AMPONTUAH, E.O.; ROBINSON, J.S. & NORTCLIFF, S. Assessment of soil particle redistribution on two contrasting cultivated hillslopes. Geoderma, 132:324-343, 2006. [ Links ]
AMER, A. Moisture adsorption capacity and surface area as deduced from vapour pressure isotherms in relation to hygroscopic water of soils. Biologia, 64:516-521, 2009. [ Links ]
BELDINI, T.P.; MCNABB, K.L.; LOCKABY, B.G.; SANCHEZ, F.; NAVEGANTES-CÂNCIO, O. & OLIVEIRA, R. The effect of plantation silviculture on soil organic matter and particle-size fractions in Amazonia. R. Bras. Ci. Solo, 33:1593-1602, 2009. [ Links ]

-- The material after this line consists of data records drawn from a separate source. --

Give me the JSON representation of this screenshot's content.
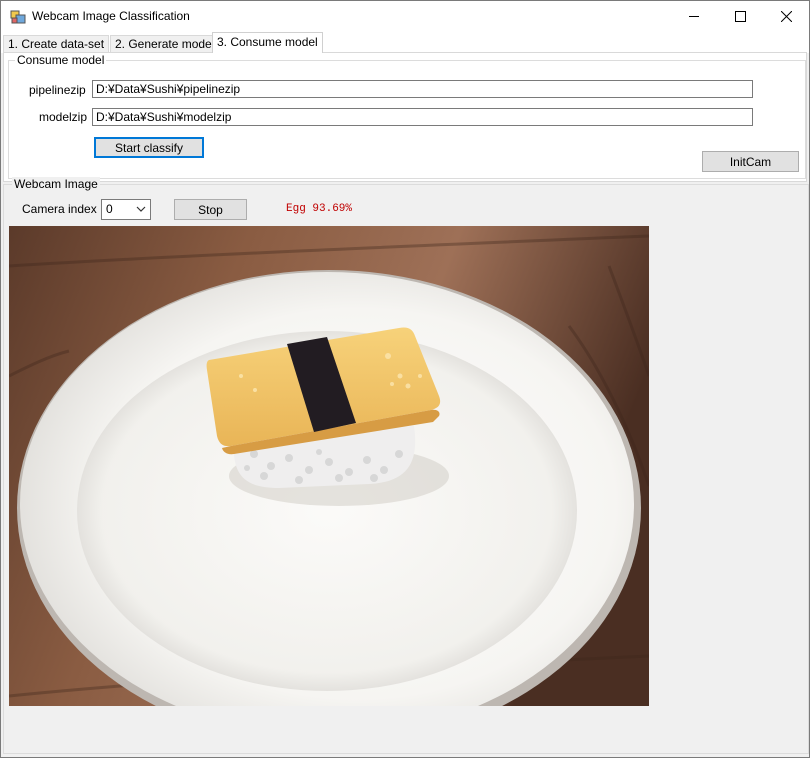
{
  "window": {
    "title": "Webcam Image Classification",
    "icon": "app-icon",
    "controls": [
      "minimize-icon",
      "maximize-icon",
      "close-icon"
    ]
  },
  "tabs": [
    {
      "label": "1. Create data-set",
      "active": false
    },
    {
      "label": "2. Generate model",
      "active": false
    },
    {
      "label": "3. Consume model",
      "active": true
    }
  ],
  "consume": {
    "group_label": "Consume model",
    "pipeline_label": "pipelinezip",
    "pipeline_value": "D:¥Data¥Sushi¥pipelinezip",
    "model_label": "modelzip",
    "model_value": "D:¥Data¥Sushi¥modelzip",
    "start_label": "Start classify",
    "initcam_label": "InitCam"
  },
  "webcam": {
    "group_label": "Webcam Image",
    "camera_index_label": "Camera index",
    "camera_index_value": "0",
    "stop_label": "Stop",
    "result_text": "Egg 93.69%",
    "result_color": "#c00000"
  }
}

BOLL, J.; VAN-RIJN, R.P.G. & WEILER, K.W. Using ground penetrating radar to detect layers in a sandy field soil. Geoderma, 70:117-132, 1996. [ Links ]

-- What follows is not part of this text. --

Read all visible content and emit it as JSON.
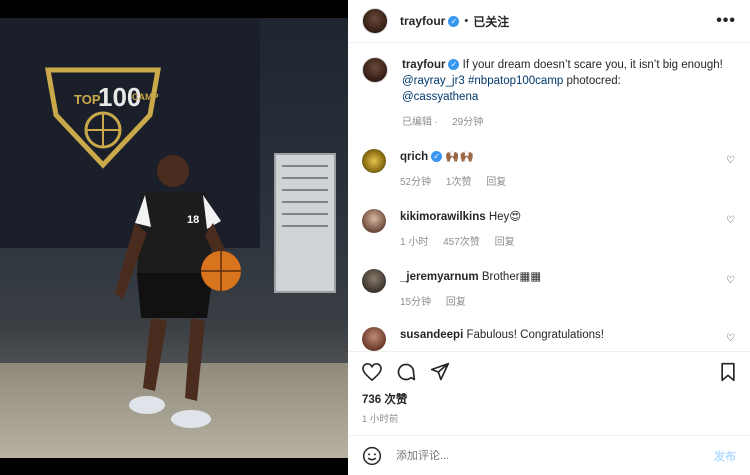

GAO, Z.L. & ZHANG, X.P. Study on the construction and layout of check-dams on the Loess Plateau. Beijing, The Central Committee Documents Publishing House, 2007. [ Links ]
HENDERSON, J.J.; CRUM, J.R. & WOLFF, T.F. Effects of particle size distribution and water content at compaction on saturated hydraulic conductivity and strength of high sand content root zone materials. Soil Sci., 170:315-324, 2005. [ Links ]
HU, W.; SHAO, M.; WANG, Q. & REICHARDT, K. Soil water content temporal-spatial variability of the surface layers of a Loess Plateau hillside in China. Sci. Agric., 65:277-289, 2008. [ Links ]
KAISER, J. Wounding earth's fragile skin. Science, 304:1616-1618, 2004. [ Links ]
MARTINEZ-MENA, M.; ALVAREZ, R. J. & ALBALADEJO, J.V. Influence of vegetal cover on sediment particle size distribution in natural rainfall conditions in a semiarid environment. Catena, 38:175-190, 1999. [ Links ]
QUIROGA, A. Soil organic matter particle size fractions in soils of the semiarid Argentinian Pampas. Soil Sci., 161:104-108, 1996. [ Links ]
SPSS. SPSS Version 16.0 for Windows. Chicago, 2007. [ Links ]
TANG, K.L.; HOU, Q.C. & WANG, B.K. The environment background and administration way of Wind-Water Erosion Crisscross Region and Shenmu experimental area on the Loess Plateau. Memoir of NISWC. Academia Sinica MWR, 18:2-15, 1993. [ Links ]
TAVARES, F.J.; BARBOSA, G. & RIBON, A. Physical properties of dystrophic Red Latosol (Oxisol) under different agricultural uses. R. Bras. Ci. Solo, 34:925-933, 2010. [ Links ]
WANG, Y.; ZHANG, X. & HANG, F. Profile variability of soil properties in check dam on the loess plateau and its functions. Environ. Sci., 29:1020-1027, 2008. [ Links ]
XU, M. & WANG, G. To accelerate the construction of check-dams in the Loess Plateau. Yellow River, 22:26, 2000. [ Links ]
YOUNG, R.A. Characteristics of eroded sediment. Trans. ASAE., 23:1139-1142, 1146, 1980 [ Links ]
ZHAO, P. & SHAO, M. Soil water spatial distribution in dam farmland on the Loess Plateau, China. Acta Agr. Scand. Sect. B - Soil Plant, 60:117-125, 2010. [ Links ]
ZHAO, P.; SHAO, M. & MELEGY, A. Soil water distribution and movement in layered soils of a dam farmland. Water Res. Manag., 24:3871-3883, 2010. [ Links ]
1 Received for publication in March 31, 2011 and approved in August 17, 2011.